Lord, I said silently. I wish my mom didn’t have dementia and that she could be here with me. She’d run her fingers through my hair, caress my face and arms, and I’d feel so much better. I know that’s impossible, Lord! But if anyone ever needed a miracle. . . .
I opened my eyes and rolled them upward as if to say, I GIVE UP!
And there she was, standing behind me, all in white. Not my mother. An Angel in the form of a young woman. She had the most lovely, silky, long, straight dark hair. Her eyes were closed as she spoke quietly. I turned my head to hear what she was saying, but she spoke in only the softest of whispers. Then she bowed, lowering her upper body over mine and covering my face with her open hands, palms down. Her hands stopped about two inches from my face and her face stopped about two inches above her hands. She never opened her eyes, and she never stopped her soft, tender whispering. Even though her hands were between my face and hers, I could see her entire face.
That’s when I felt God’s presence in the form of His beautiful messenger. He told me He had sent Her to pray for me. Instantly, a peace like I had never felt before came over me. A peace that passes all understanding! Everything else fell away—the blare of the siren, the sway of the ambulance, the flurry of activity to keep me alive. She was all I could see.
Even though she had long, beautiful hair, her hair never moved out of place or touched me, nor did she touch me with her hands. She slowly moved towards her left as she turned the corner of my litter. She moved her hands away from my face and over my throat all the while continuing to whisper prayers with her eyes closed. Her hands moved to my chest over the top of my lungs. My eyes locked on her face. I was no longer struggling to breathe, but taking in long, slow delicious breaths. She never paused, moving her hands over my abdomen, my pelvis, the tops of my legs, my knees, and my calves, and suddenly I realized I was free of all pain! IT WAS GONE!
I closed my eyes. I didn’t need to watch Her do Her work any longer.
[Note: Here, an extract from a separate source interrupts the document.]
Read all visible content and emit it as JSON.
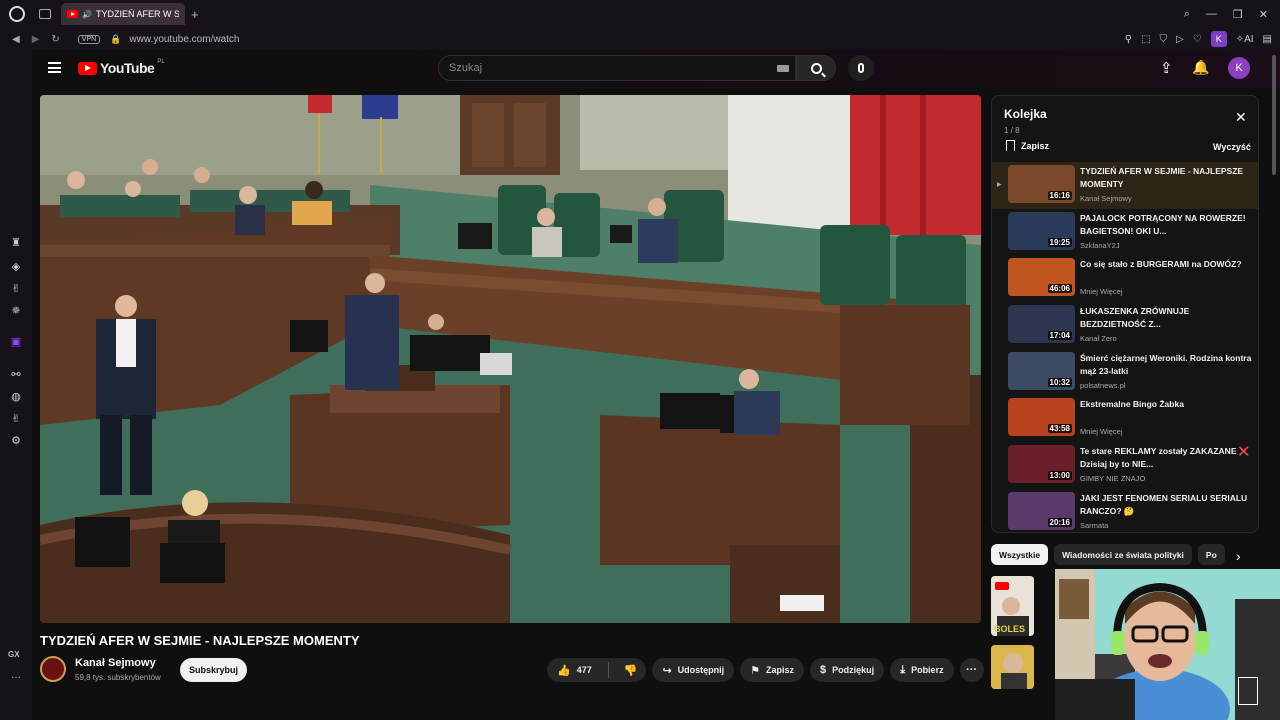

It was enough to know that She had interceded on my behalf, that She freed me from pain in a way that no medication had been able to do.
And then I understood. I must be dying.
It was time to say my own final prayer.